    Selo I, Negroni L, Creminon C et al (1996) Preferential labeling of alpha-amino N-terminal groups in peptides by biotin: application to the detection of specific anti-peptide antibodies by enzyme immunoassays. J Immunol Methods 199(2):127–138CrossRefPubMedGoogle Scholar
  34. 34.
    Yin J, Lin AJ, Golan DE, Walsh CT (2006) Site-specific protein labeling by Sfp phosphopantetheinyl transferase. Nat Protoc 1(1):280–285CrossRefPubMedGoogle Scholar
  35. 35.
    Lallana E, Riguera R, Fernandez-Megia E (2011) Reliable and efficient procedures for the conjugation of biomolecules through Huisgen azide-alkyne cycloadditions.
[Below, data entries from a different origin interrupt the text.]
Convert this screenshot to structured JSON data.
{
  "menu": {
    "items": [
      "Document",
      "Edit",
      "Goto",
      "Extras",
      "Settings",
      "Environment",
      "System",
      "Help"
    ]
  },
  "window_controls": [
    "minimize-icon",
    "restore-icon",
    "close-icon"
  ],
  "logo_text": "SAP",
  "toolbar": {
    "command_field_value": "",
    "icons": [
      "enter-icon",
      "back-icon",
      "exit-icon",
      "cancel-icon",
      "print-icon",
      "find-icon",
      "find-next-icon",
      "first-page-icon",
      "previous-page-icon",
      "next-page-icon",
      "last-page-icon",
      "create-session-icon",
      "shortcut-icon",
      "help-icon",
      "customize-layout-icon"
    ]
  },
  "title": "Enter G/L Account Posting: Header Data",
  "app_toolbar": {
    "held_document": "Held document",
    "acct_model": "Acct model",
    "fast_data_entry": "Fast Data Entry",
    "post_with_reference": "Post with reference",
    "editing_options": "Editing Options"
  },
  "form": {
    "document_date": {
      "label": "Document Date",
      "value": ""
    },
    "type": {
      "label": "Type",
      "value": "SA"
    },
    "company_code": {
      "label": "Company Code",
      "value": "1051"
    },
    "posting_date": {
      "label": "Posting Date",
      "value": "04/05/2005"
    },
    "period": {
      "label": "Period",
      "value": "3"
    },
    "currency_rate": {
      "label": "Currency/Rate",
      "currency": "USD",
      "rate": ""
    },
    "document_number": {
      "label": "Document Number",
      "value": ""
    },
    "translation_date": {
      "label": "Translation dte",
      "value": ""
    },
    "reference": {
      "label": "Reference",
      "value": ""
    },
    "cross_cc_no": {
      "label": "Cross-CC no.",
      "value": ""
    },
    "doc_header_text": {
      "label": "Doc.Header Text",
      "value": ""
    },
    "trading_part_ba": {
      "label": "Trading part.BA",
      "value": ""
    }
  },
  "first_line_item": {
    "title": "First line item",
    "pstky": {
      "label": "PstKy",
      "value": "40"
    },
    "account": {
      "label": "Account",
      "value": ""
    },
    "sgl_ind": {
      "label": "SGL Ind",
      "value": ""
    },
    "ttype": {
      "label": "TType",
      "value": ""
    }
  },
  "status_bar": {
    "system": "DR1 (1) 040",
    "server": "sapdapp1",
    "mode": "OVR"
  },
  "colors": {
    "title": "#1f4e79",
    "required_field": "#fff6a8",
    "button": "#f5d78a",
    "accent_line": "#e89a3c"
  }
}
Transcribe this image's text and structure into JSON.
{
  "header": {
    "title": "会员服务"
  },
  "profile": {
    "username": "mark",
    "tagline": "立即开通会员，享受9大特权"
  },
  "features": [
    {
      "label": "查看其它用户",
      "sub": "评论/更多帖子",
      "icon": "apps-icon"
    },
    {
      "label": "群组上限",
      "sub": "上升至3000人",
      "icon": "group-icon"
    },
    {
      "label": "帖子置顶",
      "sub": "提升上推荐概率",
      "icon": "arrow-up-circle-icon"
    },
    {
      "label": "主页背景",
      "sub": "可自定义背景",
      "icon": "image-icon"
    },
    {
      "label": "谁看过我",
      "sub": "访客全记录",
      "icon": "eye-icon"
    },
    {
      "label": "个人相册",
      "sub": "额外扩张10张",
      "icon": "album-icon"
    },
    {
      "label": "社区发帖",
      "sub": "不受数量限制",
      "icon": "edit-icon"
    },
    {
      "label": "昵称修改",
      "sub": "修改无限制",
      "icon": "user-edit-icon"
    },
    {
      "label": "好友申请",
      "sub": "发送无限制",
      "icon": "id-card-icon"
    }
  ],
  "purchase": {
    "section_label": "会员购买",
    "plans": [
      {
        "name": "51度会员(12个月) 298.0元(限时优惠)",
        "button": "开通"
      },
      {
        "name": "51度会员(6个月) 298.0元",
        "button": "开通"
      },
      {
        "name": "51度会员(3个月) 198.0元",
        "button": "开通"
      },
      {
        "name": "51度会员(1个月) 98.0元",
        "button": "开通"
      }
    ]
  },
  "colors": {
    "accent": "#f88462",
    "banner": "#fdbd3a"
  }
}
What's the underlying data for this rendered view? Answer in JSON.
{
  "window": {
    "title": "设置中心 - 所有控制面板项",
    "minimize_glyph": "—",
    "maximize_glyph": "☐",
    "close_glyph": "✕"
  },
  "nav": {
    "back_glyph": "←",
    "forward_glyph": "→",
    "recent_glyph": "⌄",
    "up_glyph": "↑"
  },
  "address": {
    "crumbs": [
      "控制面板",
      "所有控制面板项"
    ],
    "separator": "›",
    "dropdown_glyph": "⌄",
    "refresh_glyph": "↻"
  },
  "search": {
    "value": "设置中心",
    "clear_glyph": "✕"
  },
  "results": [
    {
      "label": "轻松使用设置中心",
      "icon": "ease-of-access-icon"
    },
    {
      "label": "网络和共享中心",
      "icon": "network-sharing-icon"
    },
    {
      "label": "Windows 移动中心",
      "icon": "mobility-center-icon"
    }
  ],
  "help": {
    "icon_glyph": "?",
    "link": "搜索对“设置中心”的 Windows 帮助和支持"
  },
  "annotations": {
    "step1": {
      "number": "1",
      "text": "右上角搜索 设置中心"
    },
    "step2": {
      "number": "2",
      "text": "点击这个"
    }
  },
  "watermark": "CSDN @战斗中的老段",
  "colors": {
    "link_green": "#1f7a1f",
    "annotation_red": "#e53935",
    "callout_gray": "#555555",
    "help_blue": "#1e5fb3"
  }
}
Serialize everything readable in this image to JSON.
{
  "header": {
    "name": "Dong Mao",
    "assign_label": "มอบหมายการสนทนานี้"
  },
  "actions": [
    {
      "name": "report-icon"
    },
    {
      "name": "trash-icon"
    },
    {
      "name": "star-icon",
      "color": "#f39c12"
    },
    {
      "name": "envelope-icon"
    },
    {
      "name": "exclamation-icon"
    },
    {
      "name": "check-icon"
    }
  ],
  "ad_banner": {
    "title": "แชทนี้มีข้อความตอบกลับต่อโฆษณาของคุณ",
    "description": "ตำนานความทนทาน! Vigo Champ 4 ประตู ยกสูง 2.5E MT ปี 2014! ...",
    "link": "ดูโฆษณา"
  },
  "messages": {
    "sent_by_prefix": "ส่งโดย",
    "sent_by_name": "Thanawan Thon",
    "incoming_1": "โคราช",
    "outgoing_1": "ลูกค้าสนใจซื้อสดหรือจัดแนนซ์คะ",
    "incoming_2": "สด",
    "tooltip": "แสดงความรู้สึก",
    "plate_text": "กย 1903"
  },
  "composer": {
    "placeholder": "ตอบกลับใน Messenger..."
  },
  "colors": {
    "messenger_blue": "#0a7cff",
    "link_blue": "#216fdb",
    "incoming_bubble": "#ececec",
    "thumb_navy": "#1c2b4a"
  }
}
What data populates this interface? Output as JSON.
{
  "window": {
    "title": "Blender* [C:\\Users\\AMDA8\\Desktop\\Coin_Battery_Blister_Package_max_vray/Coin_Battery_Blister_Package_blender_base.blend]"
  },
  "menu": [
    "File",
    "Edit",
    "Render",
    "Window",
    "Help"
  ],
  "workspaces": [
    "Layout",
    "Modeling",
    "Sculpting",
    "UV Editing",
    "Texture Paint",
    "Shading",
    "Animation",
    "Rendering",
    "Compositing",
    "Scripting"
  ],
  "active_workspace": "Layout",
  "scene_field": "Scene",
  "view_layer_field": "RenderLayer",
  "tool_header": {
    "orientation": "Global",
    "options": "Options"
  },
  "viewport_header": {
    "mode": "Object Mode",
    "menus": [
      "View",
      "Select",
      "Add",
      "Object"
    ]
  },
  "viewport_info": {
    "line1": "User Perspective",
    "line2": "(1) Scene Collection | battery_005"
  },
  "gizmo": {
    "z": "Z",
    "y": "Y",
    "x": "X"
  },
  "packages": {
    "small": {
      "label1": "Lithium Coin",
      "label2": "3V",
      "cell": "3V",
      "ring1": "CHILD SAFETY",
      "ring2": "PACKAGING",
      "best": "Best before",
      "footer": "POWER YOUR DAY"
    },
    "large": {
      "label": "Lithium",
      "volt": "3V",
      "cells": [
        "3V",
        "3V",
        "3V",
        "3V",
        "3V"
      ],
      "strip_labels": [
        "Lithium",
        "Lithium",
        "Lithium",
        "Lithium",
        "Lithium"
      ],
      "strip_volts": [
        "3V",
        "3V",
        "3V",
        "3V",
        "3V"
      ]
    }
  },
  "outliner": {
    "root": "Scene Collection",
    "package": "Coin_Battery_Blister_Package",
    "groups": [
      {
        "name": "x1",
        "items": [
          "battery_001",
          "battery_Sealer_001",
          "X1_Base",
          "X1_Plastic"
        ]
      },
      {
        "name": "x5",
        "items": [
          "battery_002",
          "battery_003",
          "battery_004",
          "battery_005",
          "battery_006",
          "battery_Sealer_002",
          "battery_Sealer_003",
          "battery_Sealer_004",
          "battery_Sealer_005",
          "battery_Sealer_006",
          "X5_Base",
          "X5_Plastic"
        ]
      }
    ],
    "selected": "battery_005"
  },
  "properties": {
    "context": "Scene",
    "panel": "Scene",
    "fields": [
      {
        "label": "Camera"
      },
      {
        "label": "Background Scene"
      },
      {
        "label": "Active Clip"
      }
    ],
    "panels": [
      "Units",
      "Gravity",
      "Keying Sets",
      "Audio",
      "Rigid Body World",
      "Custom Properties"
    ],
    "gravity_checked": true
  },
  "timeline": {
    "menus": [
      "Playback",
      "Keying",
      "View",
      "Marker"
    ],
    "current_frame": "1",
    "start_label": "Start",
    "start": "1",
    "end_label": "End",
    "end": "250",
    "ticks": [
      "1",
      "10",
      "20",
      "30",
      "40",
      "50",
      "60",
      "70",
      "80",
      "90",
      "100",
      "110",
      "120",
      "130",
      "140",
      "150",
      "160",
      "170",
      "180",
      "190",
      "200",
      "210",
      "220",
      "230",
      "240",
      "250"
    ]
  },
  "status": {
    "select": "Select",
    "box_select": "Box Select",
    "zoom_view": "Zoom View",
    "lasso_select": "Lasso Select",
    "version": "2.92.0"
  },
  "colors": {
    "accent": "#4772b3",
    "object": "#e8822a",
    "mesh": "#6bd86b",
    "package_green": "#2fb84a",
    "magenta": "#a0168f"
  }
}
Angew Chem Int Ed Engl 50(38):8794–8804CrossRefPubMedGoogle Scholar
  36. 36.
    Vousden KH, Lane DP (2007) p53 in health and disease. Nat Rev Mol Cell Biol 8(4):275–283CrossRefPubMedGoogle Scholar
  37. 37.
    Joerger AC, Fersht AR (2008) Structural biology of the tumor suppressor p53. Annu Rev Biochem 77:557–582CrossRefPubMedGoogle Scholar
  38. 38.
    Mayor U et al (2003) The complete folding pathway of a protein from nanoseconds to microseconds. Nature 421(6925):863–867CrossRefPubMedGoogle Scholar
  39. 39.
    Religa TL, Markson JS, Mayor U et al (2005) Solution structure of a protein denatured state and folding intermediate. Nature 437(7061):1053–1056CrossRefPubMedGoogle Scholar
  40. 40.
    Wells M et al (2008) Structure of tumor suppressor p53 and its intrinsically disordered N-terminal transactivation domain. Proc Natl Acad Sci USA 105(15):5762–5767CrossRefPubMedGoogle Scholar

Copyright information

© Springer Science+Business Media, LLC 2014

Authors and Affiliations

  • Markus Sauer
    • 1
  • Hannes Neuweiler
    • 1
  1. 1.Department of Biotechnology & BiophysicsBiozentrum, Julius-Maximilians-University WürzburgWürzburgGermany

Personalised recommendations